BEGIN Given data

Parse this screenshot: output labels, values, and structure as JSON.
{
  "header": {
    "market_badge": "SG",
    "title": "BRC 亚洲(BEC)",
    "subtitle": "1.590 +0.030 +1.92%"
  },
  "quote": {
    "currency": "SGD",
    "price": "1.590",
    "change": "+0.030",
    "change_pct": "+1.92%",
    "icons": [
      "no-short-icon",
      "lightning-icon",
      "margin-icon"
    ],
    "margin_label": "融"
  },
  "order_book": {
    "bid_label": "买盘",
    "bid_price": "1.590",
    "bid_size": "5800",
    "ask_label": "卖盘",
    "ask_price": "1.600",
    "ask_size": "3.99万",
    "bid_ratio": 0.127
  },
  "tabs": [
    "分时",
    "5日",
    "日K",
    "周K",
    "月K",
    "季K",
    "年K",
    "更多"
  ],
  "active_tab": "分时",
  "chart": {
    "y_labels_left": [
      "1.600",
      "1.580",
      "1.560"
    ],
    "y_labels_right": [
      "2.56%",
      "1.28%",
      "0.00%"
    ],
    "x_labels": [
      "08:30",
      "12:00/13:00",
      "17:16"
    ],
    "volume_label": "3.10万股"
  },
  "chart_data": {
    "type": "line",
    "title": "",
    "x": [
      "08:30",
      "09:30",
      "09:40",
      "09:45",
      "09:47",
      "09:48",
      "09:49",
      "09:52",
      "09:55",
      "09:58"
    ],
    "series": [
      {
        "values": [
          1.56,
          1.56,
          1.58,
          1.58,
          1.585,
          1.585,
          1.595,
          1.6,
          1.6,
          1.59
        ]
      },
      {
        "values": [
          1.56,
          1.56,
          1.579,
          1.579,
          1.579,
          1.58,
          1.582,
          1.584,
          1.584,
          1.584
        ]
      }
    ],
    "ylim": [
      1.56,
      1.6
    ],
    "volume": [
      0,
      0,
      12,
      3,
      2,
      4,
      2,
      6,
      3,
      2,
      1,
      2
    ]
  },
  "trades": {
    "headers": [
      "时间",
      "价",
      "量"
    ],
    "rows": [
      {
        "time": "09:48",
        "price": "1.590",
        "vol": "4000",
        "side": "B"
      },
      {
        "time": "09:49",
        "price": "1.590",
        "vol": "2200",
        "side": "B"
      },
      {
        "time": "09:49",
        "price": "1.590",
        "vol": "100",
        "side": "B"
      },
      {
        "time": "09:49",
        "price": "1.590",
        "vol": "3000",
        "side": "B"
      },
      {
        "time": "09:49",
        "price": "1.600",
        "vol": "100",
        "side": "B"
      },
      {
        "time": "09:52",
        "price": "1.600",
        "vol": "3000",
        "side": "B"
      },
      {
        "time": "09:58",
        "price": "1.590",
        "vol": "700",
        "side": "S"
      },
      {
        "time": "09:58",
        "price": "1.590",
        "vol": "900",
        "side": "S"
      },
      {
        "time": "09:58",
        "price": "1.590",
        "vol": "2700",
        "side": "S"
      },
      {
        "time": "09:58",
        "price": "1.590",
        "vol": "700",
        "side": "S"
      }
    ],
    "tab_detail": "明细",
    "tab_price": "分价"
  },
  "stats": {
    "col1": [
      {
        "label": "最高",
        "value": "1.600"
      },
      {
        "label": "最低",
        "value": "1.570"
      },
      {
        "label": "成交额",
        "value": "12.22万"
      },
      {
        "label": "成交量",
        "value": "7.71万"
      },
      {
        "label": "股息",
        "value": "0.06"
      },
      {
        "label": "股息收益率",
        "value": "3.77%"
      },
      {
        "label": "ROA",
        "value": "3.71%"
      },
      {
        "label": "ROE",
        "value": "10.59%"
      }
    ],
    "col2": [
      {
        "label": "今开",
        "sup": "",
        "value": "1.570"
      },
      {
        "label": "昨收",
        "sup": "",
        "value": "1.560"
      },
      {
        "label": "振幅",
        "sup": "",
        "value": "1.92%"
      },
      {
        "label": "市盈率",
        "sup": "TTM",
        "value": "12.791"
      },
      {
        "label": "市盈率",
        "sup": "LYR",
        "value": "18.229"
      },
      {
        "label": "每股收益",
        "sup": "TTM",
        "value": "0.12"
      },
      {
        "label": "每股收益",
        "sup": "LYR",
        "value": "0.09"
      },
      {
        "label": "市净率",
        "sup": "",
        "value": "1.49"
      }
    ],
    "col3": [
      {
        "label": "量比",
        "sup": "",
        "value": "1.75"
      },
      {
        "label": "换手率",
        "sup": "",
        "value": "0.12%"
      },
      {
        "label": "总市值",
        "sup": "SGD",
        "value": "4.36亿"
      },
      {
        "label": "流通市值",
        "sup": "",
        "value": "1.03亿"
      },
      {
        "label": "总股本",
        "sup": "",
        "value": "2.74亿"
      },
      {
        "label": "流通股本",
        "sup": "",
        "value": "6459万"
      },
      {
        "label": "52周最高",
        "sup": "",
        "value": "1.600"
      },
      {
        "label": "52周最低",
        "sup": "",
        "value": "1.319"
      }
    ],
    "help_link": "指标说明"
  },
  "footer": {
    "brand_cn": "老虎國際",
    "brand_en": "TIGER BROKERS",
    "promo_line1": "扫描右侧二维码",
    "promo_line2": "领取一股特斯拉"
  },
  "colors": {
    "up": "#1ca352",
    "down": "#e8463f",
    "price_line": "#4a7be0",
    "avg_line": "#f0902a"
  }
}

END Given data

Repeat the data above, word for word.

• [Expected answer]
Parse this screenshot: output labels, values, and structure as JSON.
{
  "header": {
    "market_badge": "SG",
    "title": "BRC 亚洲(BEC)",
    "subtitle": "1.590 +0.030 +1.92%"
  },
  "quote": {
    "currency": "SGD",
    "price": "1.590",
    "change": "+0.030",
    "change_pct": "+1.92%",
    "icons": [
      "no-short-icon",
      "lightning-icon",
      "margin-icon"
    ],
    "margin_label": "融"
  },
  "order_book": {
    "bid_label": "买盘",
    "bid_price": "1.590",
    "bid_size": "5800",
    "ask_label": "卖盘",
    "ask_price": "1.600",
    "ask_size": "3.99万",
    "bid_ratio": 0.127
  },
  "tabs": [
    "分时",
    "5日",
    "日K",
    "周K",
    "月K",
    "季K",
    "年K",
    "更多"
  ],
  "active_tab": "分时",
  "chart": {
    "y_labels_left": [
      "1.600",
      "1.580",
      "1.560"
    ],
    "y_labels_right": [
      "2.56%",
      "1.28%",
      "0.00%"
    ],
    "x_labels": [
      "08:30",
      "12:00/13:00",
      "17:16"
    ],
    "volume_label": "3.10万股"
  },
  "chart_data": {
    "type": "line",
    "title": "",
    "x": [
      "08:30",
      "09:30",
      "09:40",
      "09:45",
      "09:47",
      "09:48",
      "09:49",
      "09:52",
      "09:55",
      "09:58"
    ],
    "series": [
      {
        "values": [
          1.56,
          1.56,
          1.58,
          1.58,
          1.585,
          1.585,
          1.595,
          1.6,
          1.6,
          1.59
        ]
      },
      {
        "values": [
          1.56,
          1.56,
          1.579,
          1.579,
          1.579,
          1.58,
          1.582,
          1.584,
          1.584,
          1.584
        ]
      }
    ],
    "ylim": [
      1.56,
      1.6
    ],
    "volume": [
      0,
      0,
      12,
      3,
      2,
      4,
      2,
      6,
      3,
      2,
      1,
      2
    ]
  },
  "trades": {
    "headers": [
      "时间",
      "价",
      "量"
    ],
    "rows": [
      {
        "time": "09:48",
        "price": "1.590",
        "vol": "4000",
        "side": "B"
      },
      {
        "time": "09:49",
        "price": "1.590",
        "vol": "2200",
        "side": "B"
      },
      {
        "time": "09:49",
        "price": "1.590",
        "vol": "100",
        "side": "B"
      },
      {
        "time": "09:49",
        "price": "1.590",
        "vol": "3000",
        "side": "B"
      },
      {
        "time": "09:49",
        "price": "1.600",
        "vol": "100",
        "side": "B"
      },
      {
        "time": "09:52",
        "price": "1.600",
        "vol": "3000",
        "side": "B"
      },
      {
        "time": "09:58",
        "price": "1.590",
        "vol": "700",
        "side": "S"
      },
      {
        "time": "09:58",
        "price": "1.590",
        "vol": "900",
        "side": "S"
      },
      {
        "time": "09:58",
        "price": "1.590",
        "vol": "2700",
        "side": "S"
      },
      {
        "time": "09:58",
        "price": "1.590",
        "vol": "700",
        "side": "S"
      }
    ],
    "tab_detail": "明细",
    "tab_price": "分价"
  },
  "stats": {
    "col1": [
      {
        "label": "最高",
        "value": "1.600"
      },
      {
        "label": "最低",
        "value": "1.570"
      },
      {
        "label": "成交额",
        "value": "12.22万"
      },
      {
        "label": "成交量",
        "value": "7.71万"
      },
      {
        "label": "股息",
        "value": "0.06"
      },
      {
        "label": "股息收益率",
        "value": "3.77%"
      },
      {
        "label": "ROA",
        "value": "3.71%"
      },
      {
        "label": "ROE",
        "value": "10.59%"
      }
    ],
    "col2": [
      {
        "label": "今开",
        "sup": "",
        "value": "1.570"
      },
      {
        "label": "昨收",
        "sup": "",
        "value": "1.560"
      },
      {
        "label": "振幅",
        "sup": "",
        "value": "1.92%"
      },
      {
        "label": "市盈率",
        "sup": "TTM",
        "value": "12.791"
      },
      {
        "label": "市盈率",
        "sup": "LYR",
        "value": "18.229"
      },
      {
        "label": "每股收益",
        "sup": "TTM",
        "value": "0.12"
      },
      {
        "label": "每股收益",
        "sup": "LYR",
        "value": "0.09"
      },
      {
        "label": "市净率",
        "sup": "",
        "value": "1.49"
      }
    ],
    "col3": [
      {
        "label": "量比",
        "sup": "",
        "value": "1.75"
      },
      {
        "label": "换手率",
        "sup": "",
        "value": "0.12%"
      },
      {
        "label": "总市值",
        "sup": "SGD",
        "value": "4.36亿"
      },
      {
        "label": "流通市值",
        "sup": "",
        "value": "1.03亿"
      },
      {
        "label": "总股本",
        "sup": "",
        "value": "2.74亿"
      },
      {
        "label": "流通股本",
        "sup": "",
        "value": "6459万"
      },
      {
        "label": "52周最高",
        "sup": "",
        "value": "1.600"
      },
      {
        "label": "52周最低",
        "sup": "",
        "value": "1.319"
      }
    ],
    "help_link": "指标说明"
  },
  "footer": {
    "brand_cn": "老虎國際",
    "brand_en": "TIGER BROKERS",
    "promo_line1": "扫描右侧二维码",
    "promo_line2": "领取一股特斯拉"
  },
  "colors": {
    "up": "#1ca352",
    "down": "#e8463f",
    "price_line": "#4a7be0",
    "avg_line": "#f0902a"
  }
}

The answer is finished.